ROCKONOH PROPERTY CO.  LTD

V

NIGERIAN TELECOMMUNICATIONS PLC

NIGERIAN COAL CORPORATION

SUPREME COURT OF NIGERIA

ABUBAKAR BASHIR WALI, JSC ( Presided )

IDRIS LEGBO KUTIGI, JSC

SYLVESTER UMARU ONU, JSC

UMARU ATU KALGO, JSC

SAMSON ODEMWINGIE UWAIFO, JSC ( Read the Lead Judgment ) 

SC.71/1995 

FRIDAY, 13TH JULY, 2001.

APPEAL - Fresh issue on appeal - Raising of in Supreme Court without leave - Impropriety of

DAMAGES - General damages - Nature of

DAMAGES - General damages sought for trespass to land - Nature of

DAMAGES - Special and general damages - Assessment and award of Differences between

DOCUMENT - Registrable instrument - Absence of relevant consent thereon -  Effect of on title - Whether cured by registration of instrument

DOCUMENT - Registrable instrument - Consent endorsed thereon Presumption raised thereby

DOCUMENT - Registrable instrument - Need for Registrar to be satisfied that the Governor’s consent had been obtained therefor - When arises -  Section 13, Land Instruments Registration Law of Eastern Nigeria DOCUMENT - Registrable instrument - Registration of - Whether can cure defect arising from absence of approval thereon

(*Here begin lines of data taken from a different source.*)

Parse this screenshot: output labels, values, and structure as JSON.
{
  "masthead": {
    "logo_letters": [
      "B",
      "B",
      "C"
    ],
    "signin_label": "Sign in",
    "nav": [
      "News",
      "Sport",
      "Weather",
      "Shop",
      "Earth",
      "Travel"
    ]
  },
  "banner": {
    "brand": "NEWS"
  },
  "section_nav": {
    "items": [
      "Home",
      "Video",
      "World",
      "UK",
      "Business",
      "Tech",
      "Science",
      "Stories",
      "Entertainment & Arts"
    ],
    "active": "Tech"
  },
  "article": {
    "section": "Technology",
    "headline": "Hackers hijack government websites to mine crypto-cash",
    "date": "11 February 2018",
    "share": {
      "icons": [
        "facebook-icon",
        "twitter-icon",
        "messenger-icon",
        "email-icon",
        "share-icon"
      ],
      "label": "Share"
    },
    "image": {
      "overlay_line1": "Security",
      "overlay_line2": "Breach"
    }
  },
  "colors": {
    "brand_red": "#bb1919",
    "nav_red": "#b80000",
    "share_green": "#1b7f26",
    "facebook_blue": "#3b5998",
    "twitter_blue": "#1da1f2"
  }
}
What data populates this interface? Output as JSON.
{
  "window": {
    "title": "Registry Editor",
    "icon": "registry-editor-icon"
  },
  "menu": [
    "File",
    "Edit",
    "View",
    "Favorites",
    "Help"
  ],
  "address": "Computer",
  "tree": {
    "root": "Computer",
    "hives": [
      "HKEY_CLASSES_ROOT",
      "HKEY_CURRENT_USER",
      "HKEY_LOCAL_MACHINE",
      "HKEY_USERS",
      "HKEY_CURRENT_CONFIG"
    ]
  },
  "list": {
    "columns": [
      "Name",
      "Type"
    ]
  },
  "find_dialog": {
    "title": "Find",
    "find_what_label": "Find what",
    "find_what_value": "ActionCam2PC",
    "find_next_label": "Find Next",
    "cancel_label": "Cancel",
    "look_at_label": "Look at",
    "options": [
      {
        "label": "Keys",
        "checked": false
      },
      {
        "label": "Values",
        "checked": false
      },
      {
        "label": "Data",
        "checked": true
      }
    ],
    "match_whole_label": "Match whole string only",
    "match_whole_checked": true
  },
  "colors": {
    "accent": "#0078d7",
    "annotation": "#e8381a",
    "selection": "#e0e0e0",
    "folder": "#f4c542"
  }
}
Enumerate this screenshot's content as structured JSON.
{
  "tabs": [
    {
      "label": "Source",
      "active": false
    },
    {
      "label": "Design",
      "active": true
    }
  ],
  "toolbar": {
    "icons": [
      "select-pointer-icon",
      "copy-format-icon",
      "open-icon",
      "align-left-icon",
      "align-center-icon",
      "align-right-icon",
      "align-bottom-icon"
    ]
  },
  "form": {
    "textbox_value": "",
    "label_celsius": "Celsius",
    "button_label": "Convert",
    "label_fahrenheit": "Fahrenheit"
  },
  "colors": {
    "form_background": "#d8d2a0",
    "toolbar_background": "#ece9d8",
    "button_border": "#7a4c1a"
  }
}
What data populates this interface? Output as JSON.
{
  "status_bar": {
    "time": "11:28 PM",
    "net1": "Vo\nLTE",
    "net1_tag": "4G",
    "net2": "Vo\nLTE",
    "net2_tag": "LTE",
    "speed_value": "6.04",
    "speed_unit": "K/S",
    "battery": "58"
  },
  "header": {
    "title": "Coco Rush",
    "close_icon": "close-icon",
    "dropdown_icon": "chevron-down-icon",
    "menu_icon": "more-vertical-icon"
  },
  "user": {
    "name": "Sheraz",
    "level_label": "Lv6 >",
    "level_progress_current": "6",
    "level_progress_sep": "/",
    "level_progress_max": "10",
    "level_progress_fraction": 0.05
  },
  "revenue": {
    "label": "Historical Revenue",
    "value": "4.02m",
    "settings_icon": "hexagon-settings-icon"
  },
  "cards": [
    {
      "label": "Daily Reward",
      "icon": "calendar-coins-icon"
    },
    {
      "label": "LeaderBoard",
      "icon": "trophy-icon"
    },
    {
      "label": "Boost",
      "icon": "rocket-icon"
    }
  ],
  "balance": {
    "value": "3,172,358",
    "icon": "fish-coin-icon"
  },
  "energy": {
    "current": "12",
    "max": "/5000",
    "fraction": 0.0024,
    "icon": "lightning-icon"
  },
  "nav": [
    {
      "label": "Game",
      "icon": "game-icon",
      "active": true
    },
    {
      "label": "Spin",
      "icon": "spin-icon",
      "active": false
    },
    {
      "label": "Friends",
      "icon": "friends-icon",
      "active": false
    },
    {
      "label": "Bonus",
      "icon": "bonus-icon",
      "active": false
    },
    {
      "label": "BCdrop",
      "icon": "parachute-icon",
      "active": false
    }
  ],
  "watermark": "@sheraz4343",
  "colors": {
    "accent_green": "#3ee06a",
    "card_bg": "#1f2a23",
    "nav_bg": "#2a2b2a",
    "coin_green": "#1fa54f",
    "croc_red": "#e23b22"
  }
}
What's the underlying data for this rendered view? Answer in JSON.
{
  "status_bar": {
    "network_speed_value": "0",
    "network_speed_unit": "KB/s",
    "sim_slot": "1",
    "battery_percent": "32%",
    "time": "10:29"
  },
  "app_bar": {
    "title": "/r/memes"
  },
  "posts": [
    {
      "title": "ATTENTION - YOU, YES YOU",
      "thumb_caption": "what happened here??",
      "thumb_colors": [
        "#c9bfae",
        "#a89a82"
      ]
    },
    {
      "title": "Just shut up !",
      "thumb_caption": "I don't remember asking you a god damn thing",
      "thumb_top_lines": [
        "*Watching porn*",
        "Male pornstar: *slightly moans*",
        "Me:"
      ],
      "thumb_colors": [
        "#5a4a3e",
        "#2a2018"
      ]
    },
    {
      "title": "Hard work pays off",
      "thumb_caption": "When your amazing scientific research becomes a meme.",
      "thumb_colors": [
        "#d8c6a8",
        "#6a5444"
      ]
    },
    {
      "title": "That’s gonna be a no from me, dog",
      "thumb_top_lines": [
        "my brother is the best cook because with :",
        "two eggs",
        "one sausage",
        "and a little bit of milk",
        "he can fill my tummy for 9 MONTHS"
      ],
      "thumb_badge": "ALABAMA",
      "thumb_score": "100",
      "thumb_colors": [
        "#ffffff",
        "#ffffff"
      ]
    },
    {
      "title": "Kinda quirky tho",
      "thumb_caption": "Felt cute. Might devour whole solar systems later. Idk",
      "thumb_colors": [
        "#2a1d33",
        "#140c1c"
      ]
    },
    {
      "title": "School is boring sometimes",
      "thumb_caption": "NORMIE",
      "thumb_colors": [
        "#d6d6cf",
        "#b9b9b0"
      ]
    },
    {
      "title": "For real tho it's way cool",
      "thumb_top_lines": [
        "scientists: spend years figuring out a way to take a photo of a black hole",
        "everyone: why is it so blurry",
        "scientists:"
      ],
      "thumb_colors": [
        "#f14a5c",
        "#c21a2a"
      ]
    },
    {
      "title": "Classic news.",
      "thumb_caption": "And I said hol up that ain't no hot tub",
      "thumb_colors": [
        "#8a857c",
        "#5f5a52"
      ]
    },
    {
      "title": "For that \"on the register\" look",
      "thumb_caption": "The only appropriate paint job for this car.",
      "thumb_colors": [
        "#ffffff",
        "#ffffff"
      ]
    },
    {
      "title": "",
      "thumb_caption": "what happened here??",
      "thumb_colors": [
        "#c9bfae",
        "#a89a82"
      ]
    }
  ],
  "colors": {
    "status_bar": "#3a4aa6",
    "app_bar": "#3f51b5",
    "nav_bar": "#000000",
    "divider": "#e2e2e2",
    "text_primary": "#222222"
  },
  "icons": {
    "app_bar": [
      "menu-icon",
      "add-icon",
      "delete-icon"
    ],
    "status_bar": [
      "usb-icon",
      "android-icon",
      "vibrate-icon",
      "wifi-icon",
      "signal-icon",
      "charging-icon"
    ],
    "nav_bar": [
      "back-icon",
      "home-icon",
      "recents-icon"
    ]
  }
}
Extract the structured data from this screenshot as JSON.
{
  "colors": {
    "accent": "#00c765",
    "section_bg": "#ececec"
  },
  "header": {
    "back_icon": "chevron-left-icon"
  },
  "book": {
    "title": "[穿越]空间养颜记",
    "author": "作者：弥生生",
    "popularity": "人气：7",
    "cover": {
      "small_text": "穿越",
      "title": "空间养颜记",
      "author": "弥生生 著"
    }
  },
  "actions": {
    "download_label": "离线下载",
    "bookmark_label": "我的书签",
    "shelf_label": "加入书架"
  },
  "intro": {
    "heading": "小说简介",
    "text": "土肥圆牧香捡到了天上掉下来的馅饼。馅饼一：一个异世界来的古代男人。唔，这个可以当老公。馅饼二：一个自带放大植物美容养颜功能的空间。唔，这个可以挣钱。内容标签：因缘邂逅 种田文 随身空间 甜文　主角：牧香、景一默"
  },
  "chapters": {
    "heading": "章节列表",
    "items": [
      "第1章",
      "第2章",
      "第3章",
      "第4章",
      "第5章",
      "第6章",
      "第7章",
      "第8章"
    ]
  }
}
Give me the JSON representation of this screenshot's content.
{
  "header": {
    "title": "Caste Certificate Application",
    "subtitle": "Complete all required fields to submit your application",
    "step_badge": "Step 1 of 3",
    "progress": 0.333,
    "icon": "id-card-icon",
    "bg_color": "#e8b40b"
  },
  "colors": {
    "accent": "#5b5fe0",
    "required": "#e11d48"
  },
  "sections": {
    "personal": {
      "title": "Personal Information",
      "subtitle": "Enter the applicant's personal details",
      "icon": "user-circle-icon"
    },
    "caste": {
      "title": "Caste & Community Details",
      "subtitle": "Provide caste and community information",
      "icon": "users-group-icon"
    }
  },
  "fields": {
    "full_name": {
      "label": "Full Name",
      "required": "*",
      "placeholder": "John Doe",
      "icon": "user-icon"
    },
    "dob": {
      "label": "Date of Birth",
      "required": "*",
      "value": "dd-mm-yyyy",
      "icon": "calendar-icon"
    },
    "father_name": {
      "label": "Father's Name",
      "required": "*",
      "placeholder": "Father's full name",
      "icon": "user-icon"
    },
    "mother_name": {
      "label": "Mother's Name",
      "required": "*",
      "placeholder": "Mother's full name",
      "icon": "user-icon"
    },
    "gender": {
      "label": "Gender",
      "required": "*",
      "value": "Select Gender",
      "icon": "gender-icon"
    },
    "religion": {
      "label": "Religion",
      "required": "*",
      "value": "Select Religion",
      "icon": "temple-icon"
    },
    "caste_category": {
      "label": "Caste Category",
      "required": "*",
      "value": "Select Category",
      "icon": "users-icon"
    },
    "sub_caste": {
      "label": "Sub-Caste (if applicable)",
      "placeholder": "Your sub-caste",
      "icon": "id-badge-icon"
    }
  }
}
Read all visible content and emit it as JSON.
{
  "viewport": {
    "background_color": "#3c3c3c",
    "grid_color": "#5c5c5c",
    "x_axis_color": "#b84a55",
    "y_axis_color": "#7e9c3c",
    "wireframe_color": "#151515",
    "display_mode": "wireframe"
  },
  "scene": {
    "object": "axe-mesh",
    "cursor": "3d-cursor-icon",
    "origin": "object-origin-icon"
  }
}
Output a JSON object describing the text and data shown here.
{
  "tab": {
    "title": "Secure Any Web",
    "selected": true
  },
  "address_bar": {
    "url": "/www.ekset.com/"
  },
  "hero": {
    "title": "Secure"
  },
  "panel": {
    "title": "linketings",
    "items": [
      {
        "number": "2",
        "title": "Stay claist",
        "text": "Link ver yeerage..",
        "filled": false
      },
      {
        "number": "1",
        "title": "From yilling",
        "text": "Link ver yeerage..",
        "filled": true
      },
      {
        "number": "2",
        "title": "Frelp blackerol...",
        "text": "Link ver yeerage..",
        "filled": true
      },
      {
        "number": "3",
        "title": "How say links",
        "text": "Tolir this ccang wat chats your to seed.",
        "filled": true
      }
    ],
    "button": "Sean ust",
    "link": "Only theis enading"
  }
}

EVIDENCE - Evidence considered to be of probative value - Qualities same must possess

EVIDENCE - Evidence which is of no probative value - Effect of

LAND LAW - Land vested in Nigerian Coal Corporation - Alienation of Requirement for Minister’s approval therefor - Whether required for negotiations - Section 12(4), Nigerian Coal Corporation Act construed

LAND LAW - Registrable instrument - Absence of relevant consent thereon -  Effect of on title - Whether cured by registration of instrument

LAND LAW - Registrable instrument - Consent endorsed thereon Presumption raised thereby

LAND LAW - Registrable instrument - Instrument requiring Governor’s or Minister’s approval - When same will qualify for registration

LAND LAW - Registrable instrument - Need for Registrar to be satisfied that the Governor’s consent had been obtained therefor - When arises -  Section 13, Land Instruments Registration Law of Eastern State

LAND LAW - Registrable instrument - Registration of - Whether can cure defect arising from absence of approval thereon

LAND LAW - Trespass - General damages sought therefor - Nature of

LAND LAW - Value of property - Claim for - Implication of

STATUTE - Nigerian Coal Corporation Act, paragraph 15 of the 1st

Schedule - Presumption raised thereby

Issues:

1.            Whether failure to obtain prior ministerial approval as required by section 12(4) of the Nigerian Coal Corporation Act did not render exhibit J invalid, null and void.

2.            Whether the appellant proved its case and was entitled to judgment.

Facts:

The appellant company herein is an estate developer.  The 1st and 2 nd respondents are Federal Government parastatals.  The appellant has as its chairman PW1, Chief Christian Chukwuma Onoh.  He had also in the past been the chairman of the 2nd respondent.  The 1st respondent was assisted by the p.w.1 in the negotiations to acquire a suitable site to erect its Earth Satellite Station in Enugu, now named I.B.B. Third Gateway.  In accordance with the agreement reached with the 2nd respondent, the owner of the site, the 1st respondent paid a premium of N220,000.00 in April, 1983  for the site and was thereafter to pay an annual rent of N100.00.  The site in question was known as No.13 Colliery Avenue, Enugu.  The 1st respondent has since erected its satellite station, which has been in operation. Somehow, the appellant, through the active voice and involvement of p.w.1, claimed to have become the owner of the site in reliance on a deed of assignment.  Eventually, sometime in February, 1993, p.w.1 commissioned Estate Surveyors and Valuers to carry out a valuation of the site.  This was with a view to determining the money worth of the site in order to make a claim against the 1st respondent.

At the time of acquisition of the site by the 1st respondent, there were existing buildings of the 2nd respondent thereon.  This fact is supported by a body of documentary and oral evidence.  Evidence was equally given that the demolition of the buildings was done by the 1st respondent in 1983.

It was the claims of the appellant and the 1st respondent that each one of them acquired the property in dispute from the 2nd respondent which the latter did not dispute.

At the conclusion of the trial upon the state of the evidence and based on the nature of claims of parties, the trial court gave judgment for the amount of N32,752,506.00 in favour of the appellant as general damages for trespass.

Being dissatisfied, the 1st respondent appealed to the Court of Appeal, which court allowed the appeal and set aside the judgment of the trial court and made an order dismissing the appellant’s claim.

Dissatisfied, the appellant appealed to the Supreme Court.